We investigate the impact fragmentation of spherical solid bodies made of heterogeneous brittle materials by means of a discrete element model. Computer simulations are carried out for four different system sizes varying the impact velocity in a broad range. We perform a finite size scaling analysis to determine the critical exponents of the damage-fragmentation phase transition and deduce scaling relations in terms of radius R and impact velocity v 0 . The scaling analysis demonstrates that the exponent of the power law distributed fragment mass does not depend on the impact velocity; the apparent change of the exponent predicted by recent simulations can be attributed to the shifting cutoff and to the existence of unbreakable discrete units. Our calculations reveal that the characteristic time scale of the breakup process has a power law dependence on the impact speed and on the distance from the critical speed in the damaged and fragmented states, respectively. The total amount of damage is found to have a similar behavior, which is substantially different from the logarithmic dependence on the impact velocity observed in two dimensions.
|Journal||Physical Review E - Statistical, Nonlinear, and Soft Matter Physics|
|Publication status||Published - Jul 27 2012|

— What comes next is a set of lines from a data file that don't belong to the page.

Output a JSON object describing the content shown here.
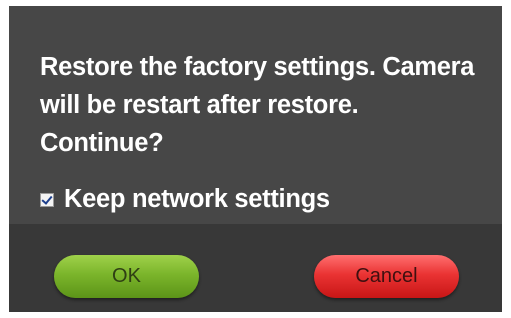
{
  "dialog": {
    "message": "Restore the factory settings. Camera will be restart after restore. Continue?",
    "keep_network": {
      "label": "Keep network settings",
      "checked": true
    },
    "buttons": {
      "ok_label": "OK",
      "cancel_label": "Cancel"
    },
    "colors": {
      "ok": "#7bb52b",
      "cancel": "#ea3333",
      "background": "#474747"
    }
  }
}
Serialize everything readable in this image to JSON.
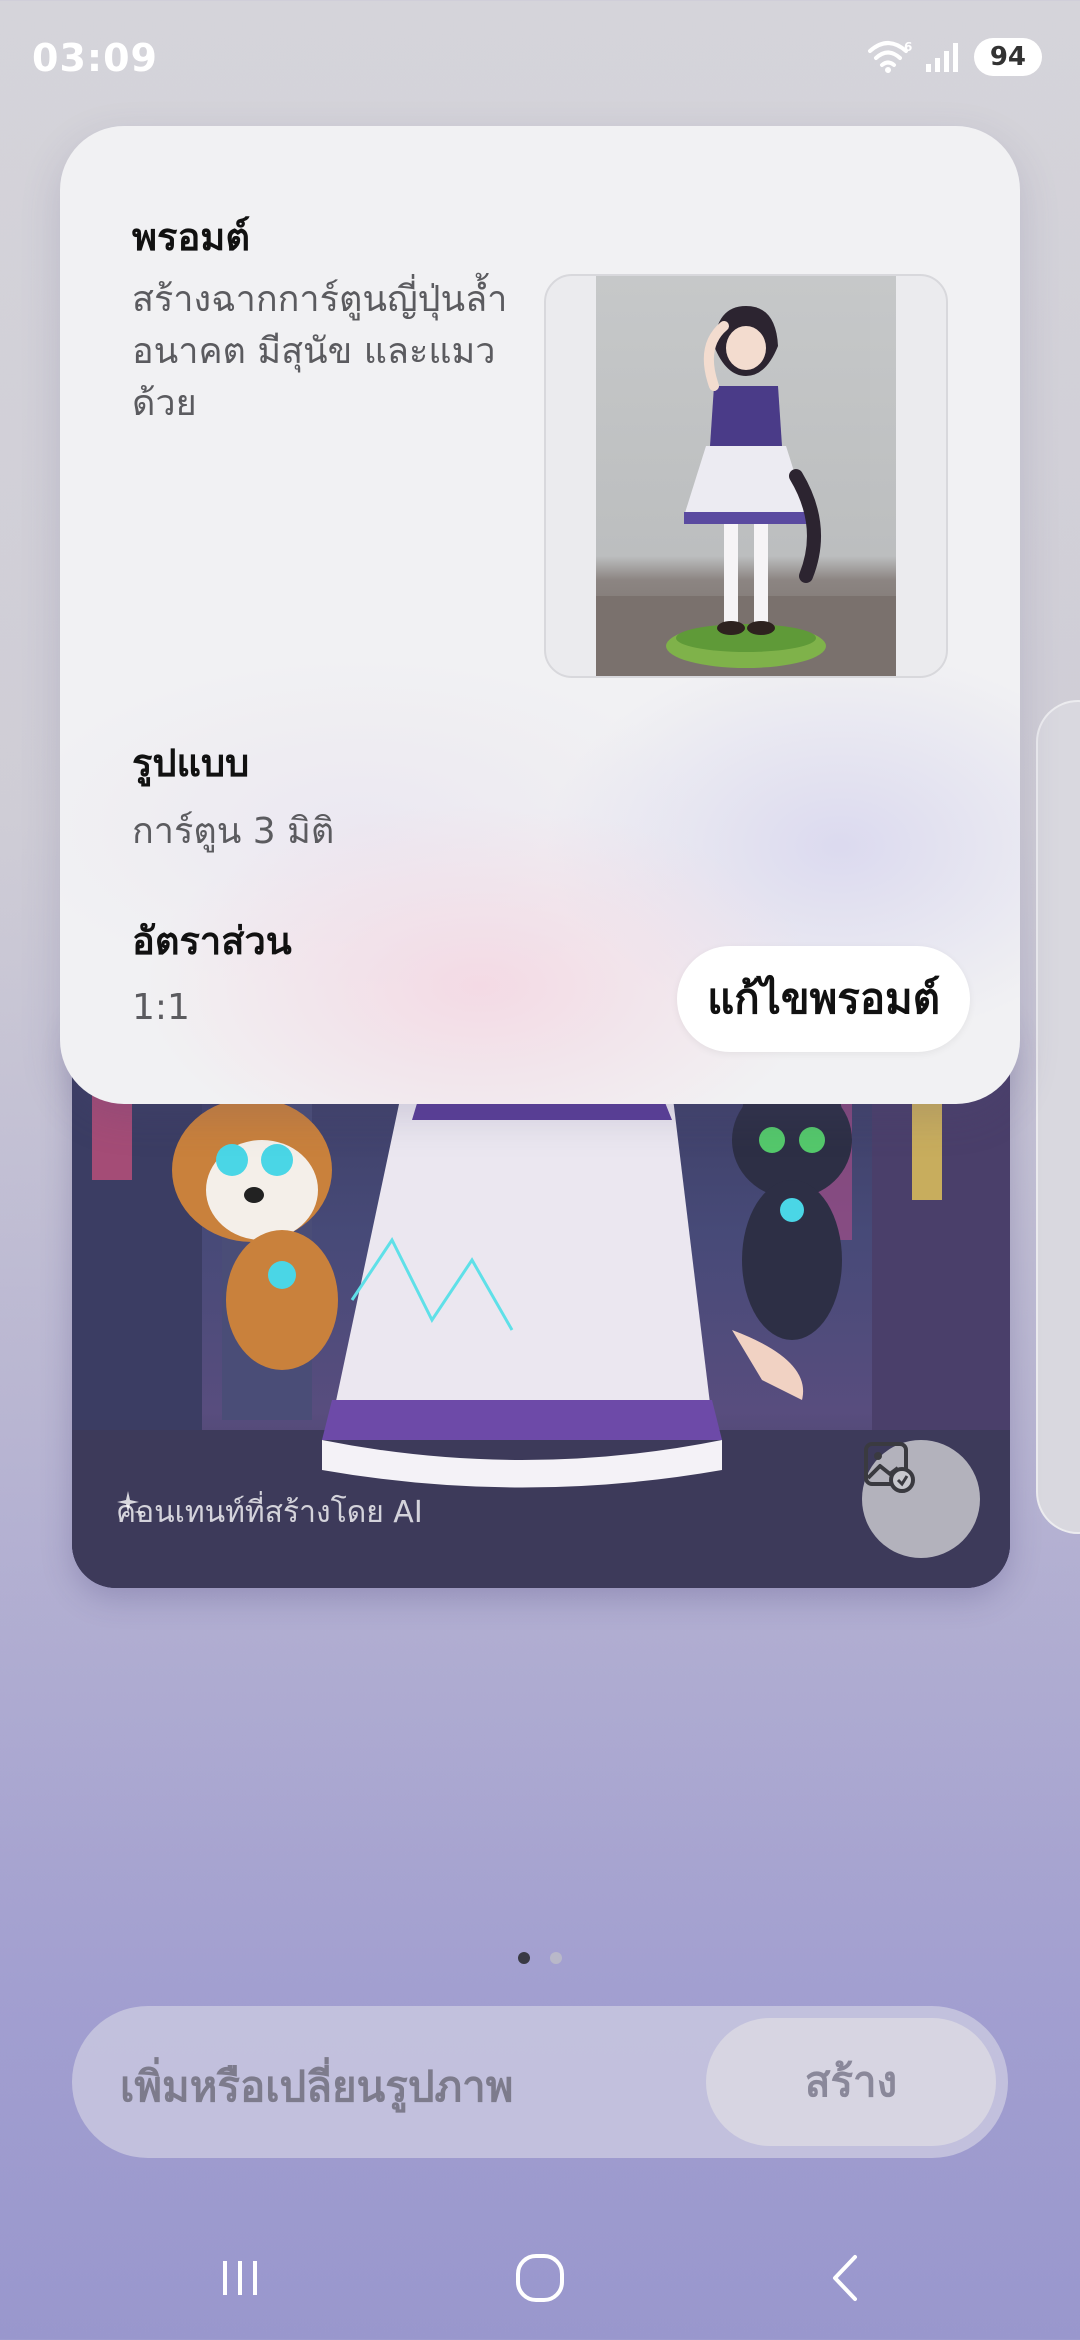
{
  "status_bar": {
    "time": "03:09",
    "wifi_badge": "6",
    "battery": "94",
    "icons": [
      "wifi-icon",
      "signal-icon"
    ]
  },
  "prompt_card": {
    "prompt_label": "พรอมต์",
    "prompt_text": "สร้างฉากการ์ตูนญี่ปุ่นล้ำอนาคต มีสุนัข และแมวด้วย",
    "style_label": "รูปแบบ",
    "style_value": "การ์ตูน 3 มิติ",
    "ratio_label": "อัตราส่วน",
    "ratio_value": "1:1",
    "edit_button": "แก้ไขพรอมต์"
  },
  "artwork": {
    "ai_label": "คอนเทนท์ที่สร้างโดย AI",
    "icons": [
      "sparkle-icon",
      "image-edit-icon"
    ]
  },
  "pager": {
    "count": 2,
    "active_index": 0
  },
  "input_bar": {
    "placeholder": "เพิ่มหรือเปลี่ยนรูปภาพ",
    "create_button": "สร้าง"
  },
  "nav": {
    "icons": [
      "recent-apps-icon",
      "home-icon",
      "back-icon"
    ]
  },
  "colors": {
    "background_top": "#d5d4da",
    "background_bottom": "#9997cd",
    "card": "#f1f1f3",
    "text_primary": "#111111",
    "text_secondary": "#5b5b5f"
  }
}
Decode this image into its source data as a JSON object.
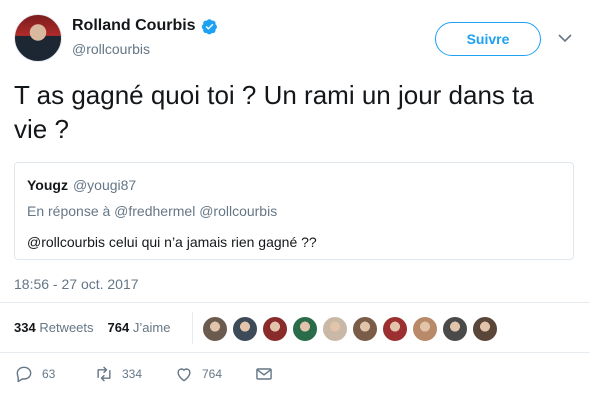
{
  "author": {
    "display_name": "Rolland Courbis",
    "handle": "@rollcourbis",
    "verified": true
  },
  "follow_button_label": "Suivre",
  "tweet_text": "T as gagné quoi toi ? Un rami un jour dans ta vie ?",
  "quoted_tweet": {
    "display_name": "Yougz",
    "handle": "@yougi87",
    "reply_context": "En réponse à @fredhermel @rollcourbis",
    "text": "@rollcourbis celui qui n’a jamais rien gagné ??"
  },
  "timestamp": "18:56 - 27 oct. 2017",
  "stats": {
    "retweets_count": "334",
    "retweets_label": "Retweets",
    "likes_count": "764",
    "likes_label": "J’aime"
  },
  "liker_avatar_colors": [
    "#6b5a4e",
    "#3d4a57",
    "#8a2b2b",
    "#2a6b4a",
    "#c9b8a6",
    "#7a5c48",
    "#9c2f2f",
    "#b88a6a",
    "#4a4a4a",
    "#5a4638"
  ],
  "actions": {
    "replies": "63",
    "retweets": "334",
    "likes": "764"
  },
  "colors": {
    "accent": "#1da1f2",
    "secondary_text": "#657786",
    "border": "#e1e8ed"
  }
}
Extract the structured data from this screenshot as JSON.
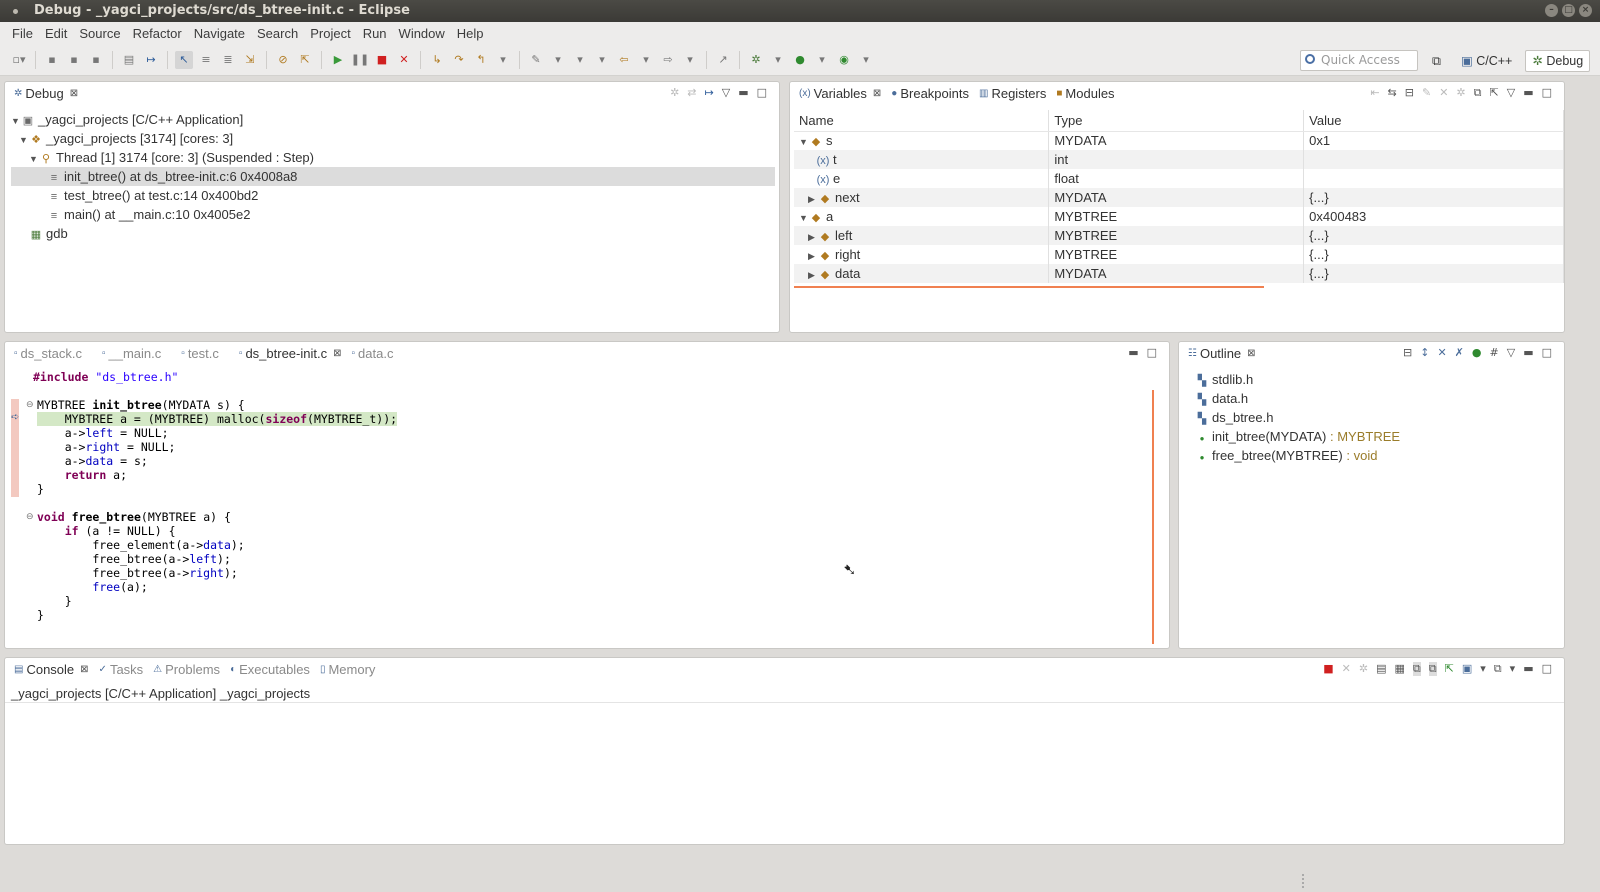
{
  "window": {
    "title": "Debug - _yagci_projects/src/ds_btree-init.c - Eclipse"
  },
  "menu": [
    "File",
    "Edit",
    "Source",
    "Refactor",
    "Navigate",
    "Search",
    "Project",
    "Run",
    "Window",
    "Help"
  ],
  "quick_access": {
    "placeholder": "Quick Access"
  },
  "perspectives": {
    "cpp": "C/C++",
    "debug": "Debug"
  },
  "debug_view": {
    "tab": "Debug",
    "rows": [
      {
        "label": "_yagci_projects [C/C++ Application]"
      },
      {
        "label": "_yagci_projects [3174] [cores: 3]"
      },
      {
        "label": "Thread [1] 3174 [core: 3] (Suspended : Step)"
      },
      {
        "label": "init_btree() at ds_btree-init.c:6 0x4008a8"
      },
      {
        "label": "test_btree() at test.c:14 0x400bd2"
      },
      {
        "label": "main() at __main.c:10 0x4005e2"
      },
      {
        "label": "gdb"
      }
    ]
  },
  "variables_view": {
    "tabs": [
      "Variables",
      "Breakpoints",
      "Registers",
      "Modules"
    ],
    "columns": [
      "Name",
      "Type",
      "Value"
    ],
    "rows": [
      {
        "name": "s",
        "type": "MYDATA",
        "value": "0x1"
      },
      {
        "name": "t",
        "type": "int",
        "value": ""
      },
      {
        "name": "e",
        "type": "float",
        "value": ""
      },
      {
        "name": "next",
        "type": "MYDATA",
        "value": "{...}"
      },
      {
        "name": "a",
        "type": "MYBTREE",
        "value": "0x400483"
      },
      {
        "name": "left",
        "type": "MYBTREE",
        "value": "{...}"
      },
      {
        "name": "right",
        "type": "MYBTREE",
        "value": "{...}"
      },
      {
        "name": "data",
        "type": "MYDATA",
        "value": "{...}"
      }
    ]
  },
  "editor": {
    "tabs": [
      "ds_stack.c",
      "__main.c",
      "test.c",
      "ds_btree-init.c",
      "data.c"
    ],
    "active_tab": "ds_btree-init.c"
  },
  "outline_view": {
    "tab": "Outline",
    "items": [
      {
        "label": "stdlib.h",
        "type": ""
      },
      {
        "label": "data.h",
        "type": ""
      },
      {
        "label": "ds_btree.h",
        "type": ""
      },
      {
        "label": "init_btree(MYDATA)",
        "type": " : MYBTREE"
      },
      {
        "label": "free_btree(MYBTREE)",
        "type": " : void"
      }
    ]
  },
  "console_view": {
    "tabs": [
      "Console",
      "Tasks",
      "Problems",
      "Executables",
      "Memory"
    ],
    "text": "_yagci_projects [C/C++ Application] _yagci_projects"
  }
}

ASJC Scopus subject areas
- Statistical and Nonlinear Physics
- Statistics and Probability
- Condensed Matter Physics